- **AIM OF THE TASK**
What follows is a set of records, each of which is to be written out exactly.

RECORDED DATA Block Start

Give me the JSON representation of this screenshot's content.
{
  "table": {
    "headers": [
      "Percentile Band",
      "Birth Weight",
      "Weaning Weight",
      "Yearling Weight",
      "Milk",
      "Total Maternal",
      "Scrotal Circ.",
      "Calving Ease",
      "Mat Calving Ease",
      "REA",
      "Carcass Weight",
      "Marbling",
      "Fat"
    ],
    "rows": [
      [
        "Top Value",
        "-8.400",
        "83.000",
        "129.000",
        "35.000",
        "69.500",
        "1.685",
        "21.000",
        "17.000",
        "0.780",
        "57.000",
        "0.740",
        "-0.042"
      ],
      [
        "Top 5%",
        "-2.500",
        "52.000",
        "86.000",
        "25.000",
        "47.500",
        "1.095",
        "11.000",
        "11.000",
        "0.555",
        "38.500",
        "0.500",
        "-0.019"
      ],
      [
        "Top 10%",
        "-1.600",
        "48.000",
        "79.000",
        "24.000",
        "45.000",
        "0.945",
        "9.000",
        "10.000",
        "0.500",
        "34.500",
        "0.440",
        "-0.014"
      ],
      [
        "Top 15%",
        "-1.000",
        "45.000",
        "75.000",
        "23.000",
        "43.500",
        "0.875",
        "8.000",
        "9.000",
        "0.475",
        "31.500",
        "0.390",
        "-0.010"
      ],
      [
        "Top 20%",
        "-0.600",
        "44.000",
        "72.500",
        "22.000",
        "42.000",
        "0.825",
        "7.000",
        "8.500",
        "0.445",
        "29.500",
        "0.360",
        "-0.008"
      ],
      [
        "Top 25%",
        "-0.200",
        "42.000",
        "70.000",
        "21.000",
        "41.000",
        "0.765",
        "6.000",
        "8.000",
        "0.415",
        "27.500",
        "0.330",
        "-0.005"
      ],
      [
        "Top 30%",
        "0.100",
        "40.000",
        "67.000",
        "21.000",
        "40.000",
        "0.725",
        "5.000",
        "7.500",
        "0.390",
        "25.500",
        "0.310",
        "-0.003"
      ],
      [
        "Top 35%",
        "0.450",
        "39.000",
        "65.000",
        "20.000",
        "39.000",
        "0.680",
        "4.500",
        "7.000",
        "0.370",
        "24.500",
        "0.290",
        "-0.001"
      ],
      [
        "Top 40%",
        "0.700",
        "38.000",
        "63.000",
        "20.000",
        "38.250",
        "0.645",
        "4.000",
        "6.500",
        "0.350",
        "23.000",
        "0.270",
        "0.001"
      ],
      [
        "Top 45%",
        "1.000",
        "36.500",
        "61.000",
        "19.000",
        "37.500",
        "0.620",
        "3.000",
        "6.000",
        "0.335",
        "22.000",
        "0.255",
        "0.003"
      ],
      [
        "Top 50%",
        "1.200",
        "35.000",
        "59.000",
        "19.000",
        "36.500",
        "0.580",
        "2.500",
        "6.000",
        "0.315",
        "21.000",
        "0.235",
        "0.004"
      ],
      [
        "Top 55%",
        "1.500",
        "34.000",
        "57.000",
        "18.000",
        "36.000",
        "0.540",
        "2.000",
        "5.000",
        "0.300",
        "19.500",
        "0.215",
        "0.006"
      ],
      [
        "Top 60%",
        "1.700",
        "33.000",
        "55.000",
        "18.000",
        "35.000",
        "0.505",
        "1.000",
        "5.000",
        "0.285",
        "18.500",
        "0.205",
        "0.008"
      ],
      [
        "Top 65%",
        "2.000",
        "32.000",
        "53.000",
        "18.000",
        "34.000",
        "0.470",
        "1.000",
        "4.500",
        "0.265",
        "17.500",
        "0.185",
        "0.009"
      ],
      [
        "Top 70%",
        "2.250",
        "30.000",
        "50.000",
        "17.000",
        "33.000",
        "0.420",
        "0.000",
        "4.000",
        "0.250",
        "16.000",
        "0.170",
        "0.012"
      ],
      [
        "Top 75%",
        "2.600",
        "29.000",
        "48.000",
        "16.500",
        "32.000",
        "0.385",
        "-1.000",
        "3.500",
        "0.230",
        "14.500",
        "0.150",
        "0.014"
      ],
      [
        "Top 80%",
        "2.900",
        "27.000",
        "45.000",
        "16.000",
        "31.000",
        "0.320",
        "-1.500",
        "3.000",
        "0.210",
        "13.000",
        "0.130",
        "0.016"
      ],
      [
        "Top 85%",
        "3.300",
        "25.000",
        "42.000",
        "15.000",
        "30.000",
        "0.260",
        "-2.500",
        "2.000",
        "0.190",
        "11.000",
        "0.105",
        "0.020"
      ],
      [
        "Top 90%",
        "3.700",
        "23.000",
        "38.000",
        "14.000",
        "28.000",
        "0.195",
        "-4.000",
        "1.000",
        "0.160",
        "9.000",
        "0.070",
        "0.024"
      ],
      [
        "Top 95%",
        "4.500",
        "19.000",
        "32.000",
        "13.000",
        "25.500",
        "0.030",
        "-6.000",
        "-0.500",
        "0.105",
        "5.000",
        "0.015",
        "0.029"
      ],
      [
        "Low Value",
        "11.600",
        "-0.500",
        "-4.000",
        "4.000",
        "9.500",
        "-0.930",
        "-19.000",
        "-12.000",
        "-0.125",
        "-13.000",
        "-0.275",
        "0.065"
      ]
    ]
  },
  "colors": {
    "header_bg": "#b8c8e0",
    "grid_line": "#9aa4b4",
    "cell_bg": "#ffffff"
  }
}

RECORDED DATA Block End

- **RESULT OF THIS EXERCISE**
Give me the JSON representation of this screenshot's content.
{
  "table": {
    "headers": [
      "Percentile Band",
      "Birth Weight",
      "Weaning Weight",
      "Yearling Weight",
      "Milk",
      "Total Maternal",
      "Scrotal Circ.",
      "Calving Ease",
      "Mat Calving Ease",
      "REA",
      "Carcass Weight",
      "Marbling",
      "Fat"
    ],
    "rows": [
      [
        "Top Value",
        "-8.400",
        "83.000",
        "129.000",
        "35.000",
        "69.500",
        "1.685",
        "21.000",
        "17.000",
        "0.780",
        "57.000",
        "0.740",
        "-0.042"
      ],
      [
        "Top 5%",
        "-2.500",
        "52.000",
        "86.000",
        "25.000",
        "47.500",
        "1.095",
        "11.000",
        "11.000",
        "0.555",
        "38.500",
        "0.500",
        "-0.019"
      ],
      [
        "Top 10%",
        "-1.600",
        "48.000",
        "79.000",
        "24.000",
        "45.000",
        "0.945",
        "9.000",
        "10.000",
        "0.500",
        "34.500",
        "0.440",
        "-0.014"
      ],
      [
        "Top 15%",
        "-1.000",
        "45.000",
        "75.000",
        "23.000",
        "43.500",
        "0.875",
        "8.000",
        "9.000",
        "0.475",
        "31.500",
        "0.390",
        "-0.010"
      ],
      [
        "Top 20%",
        "-0.600",
        "44.000",
        "72.500",
        "22.000",
        "42.000",
        "0.825",
        "7.000",
        "8.500",
        "0.445",
        "29.500",
        "0.360",
        "-0.008"
      ],
      [
        "Top 25%",
        "-0.200",
        "42.000",
        "70.000",
        "21.000",
        "41.000",
        "0.765",
        "6.000",
        "8.000",
        "0.415",
        "27.500",
        "0.330",
        "-0.005"
      ],
      [
        "Top 30%",
        "0.100",
        "40.000",
        "67.000",
        "21.000",
        "40.000",
        "0.725",
        "5.000",
        "7.500",
        "0.390",
        "25.500",
        "0.310",
        "-0.003"
      ],
      [
        "Top 35%",
        "0.450",
        "39.000",
        "65.000",
        "20.000",
        "39.000",
        "0.680",
        "4.500",
        "7.000",
        "0.370",
        "24.500",
        "0.290",
        "-0.001"
      ],
      [
        "Top 40%",
        "0.700",
        "38.000",
        "63.000",
        "20.000",
        "38.250",
        "0.645",
        "4.000",
        "6.500",
        "0.350",
        "23.000",
        "0.270",
        "0.001"
      ],
      [
        "Top 45%",
        "1.000",
        "36.500",
        "61.000",
        "19.000",
        "37.500",
        "0.620",
        "3.000",
        "6.000",
        "0.335",
        "22.000",
        "0.255",
        "0.003"
      ],
      [
        "Top 50%",
        "1.200",
        "35.000",
        "59.000",
        "19.000",
        "36.500",
        "0.580",
        "2.500",
        "6.000",
        "0.315",
        "21.000",
        "0.235",
        "0.004"
      ],
      [
        "Top 55%",
        "1.500",
        "34.000",
        "57.000",
        "18.000",
        "36.000",
        "0.540",
        "2.000",
        "5.000",
        "0.300",
        "19.500",
        "0.215",
        "0.006"
      ],
      [
        "Top 60%",
        "1.700",
        "33.000",
        "55.000",
        "18.000",
        "35.000",
        "0.505",
        "1.000",
        "5.000",
        "0.285",
        "18.500",
        "0.205",
        "0.008"
      ],
      [
        "Top 65%",
        "2.000",
        "32.000",
        "53.000",
        "18.000",
        "34.000",
        "0.470",
        "1.000",
        "4.500",
        "0.265",
        "17.500",
        "0.185",
        "0.009"
      ],
      [
        "Top 70%",
        "2.250",
        "30.000",
        "50.000",
        "17.000",
        "33.000",
        "0.420",
        "0.000",
        "4.000",
        "0.250",
        "16.000",
        "0.170",
        "0.012"
      ],
      [
        "Top 75%",
        "2.600",
        "29.000",
        "48.000",
        "16.500",
        "32.000",
        "0.385",
        "-1.000",
        "3.500",
        "0.230",
        "14.500",
        "0.150",
        "0.014"
      ],
      [
        "Top 80%",
        "2.900",
        "27.000",
        "45.000",
        "16.000",
        "31.000",
        "0.320",
        "-1.500",
        "3.000",
        "0.210",
        "13.000",
        "0.130",
        "0.016"
      ],
      [
        "Top 85%",
        "3.300",
        "25.000",
        "42.000",
        "15.000",
        "30.000",
        "0.260",
        "-2.500",
        "2.000",
        "0.190",
        "11.000",
        "0.105",
        "0.020"
      ],
      [
        "Top 90%",
        "3.700",
        "23.000",
        "38.000",
        "14.000",
        "28.000",
        "0.195",
        "-4.000",
        "1.000",
        "0.160",
        "9.000",
        "0.070",
        "0.024"
      ],
      [
        "Top 95%",
        "4.500",
        "19.000",
        "32.000",
        "13.000",
        "25.500",
        "0.030",
        "-6.000",
        "-0.500",
        "0.105",
        "5.000",
        "0.015",
        "0.029"
      ],
      [
        "Low Value",
        "11.600",
        "-0.500",
        "-4.000",
        "4.000",
        "9.500",
        "-0.930",
        "-19.000",
        "-12.000",
        "-0.125",
        "-13.000",
        "-0.275",
        "0.065"
      ]
    ]
  },
  "colors": {
    "header_bg": "#b8c8e0",
    "grid_line": "#9aa4b4",
    "cell_bg": "#ffffff"
  }
}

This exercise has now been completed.